For Sundararajan, the sharing economy provides a way for real-world assets to be disaggregated in space and time and repackaged into standalone services. That’s disrupted the scope of what can be disrupted by digital tools, and allows people to time-share goods that would otherwise go unused at certain times. Examples: Sharing an apartment on Airbnb or renting out a car through Getaround.

But the problem arises when industries that are usually highly regulated — like the hospitality industry or the car rental market — is suddenly forced to compete with services that don’t go through the same rigorous levels of inspection or qualifications to ensure public safety. Your Lyft driver is most likely not licensed to drive according to the California Public Utility Commission’s regulations, and the car you rent from Getaround probably doesn’t adhere to the same scheduled maintenance and inspections that are common for cars rented from incumbent agencies like Enterprise or Avis.

The solution, according to Sundararajan, could be to allow the companies that offer these marketplaces to self-regulate through a mix of vetting goods providers on their own and using identity and reputation management to ensure that bad actors don’t stay in the system.

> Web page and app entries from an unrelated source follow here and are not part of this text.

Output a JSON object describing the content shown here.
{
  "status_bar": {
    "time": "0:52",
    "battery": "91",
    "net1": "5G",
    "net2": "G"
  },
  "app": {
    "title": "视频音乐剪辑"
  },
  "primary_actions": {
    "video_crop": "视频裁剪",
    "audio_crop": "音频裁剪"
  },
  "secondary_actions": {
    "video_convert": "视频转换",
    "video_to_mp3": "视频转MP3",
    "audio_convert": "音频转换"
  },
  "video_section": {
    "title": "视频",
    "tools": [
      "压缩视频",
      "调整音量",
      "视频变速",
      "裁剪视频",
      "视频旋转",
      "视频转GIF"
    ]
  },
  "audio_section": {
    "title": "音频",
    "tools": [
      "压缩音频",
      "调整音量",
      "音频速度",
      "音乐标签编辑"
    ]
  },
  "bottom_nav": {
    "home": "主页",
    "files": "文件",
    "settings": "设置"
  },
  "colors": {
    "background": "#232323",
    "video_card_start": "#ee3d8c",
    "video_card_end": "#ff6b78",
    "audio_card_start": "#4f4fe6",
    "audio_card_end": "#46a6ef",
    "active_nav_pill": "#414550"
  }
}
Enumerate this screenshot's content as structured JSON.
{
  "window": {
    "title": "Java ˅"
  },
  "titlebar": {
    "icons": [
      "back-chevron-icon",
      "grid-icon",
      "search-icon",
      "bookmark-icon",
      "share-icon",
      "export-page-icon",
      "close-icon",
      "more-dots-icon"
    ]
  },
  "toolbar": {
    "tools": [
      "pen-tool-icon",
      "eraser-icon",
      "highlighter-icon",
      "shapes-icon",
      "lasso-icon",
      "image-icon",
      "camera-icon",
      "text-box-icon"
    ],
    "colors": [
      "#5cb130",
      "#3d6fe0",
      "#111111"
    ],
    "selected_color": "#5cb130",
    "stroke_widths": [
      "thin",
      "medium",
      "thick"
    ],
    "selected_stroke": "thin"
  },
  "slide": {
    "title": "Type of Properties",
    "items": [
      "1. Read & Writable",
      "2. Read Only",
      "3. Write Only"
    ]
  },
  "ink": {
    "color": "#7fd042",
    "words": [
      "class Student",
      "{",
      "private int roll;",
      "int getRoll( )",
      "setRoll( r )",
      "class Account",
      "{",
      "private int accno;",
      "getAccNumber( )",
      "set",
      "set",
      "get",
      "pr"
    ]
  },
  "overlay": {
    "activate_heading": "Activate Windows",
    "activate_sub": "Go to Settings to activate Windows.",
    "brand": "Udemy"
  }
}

By doing so, regulators could distance themselves from some of the more arcane public safety elements, which are today already being solved by sharing economy companies themselves. Instead, they could work more on being the place of last recourse for consumer complaints if things go wrong. In other words, they should spend less time on the screening aspect and more time solving problems when there’s nowhere else to turn.

The good news is that many companies in the sharing economy are already doing a good job of self-screening. The ride-sharing companies, for instance, do background, license, and criminal checks on all drivers, and have systems in place to get rid of those who are rated poorly by riders. And the star rating system for other marketplaces — like Airbnb — tend to ensure that poorly rated properties don’t get rented.

But don’t take my word for it. Check out the video above for the full interview and tweet at Arun Sundararajan with any questions.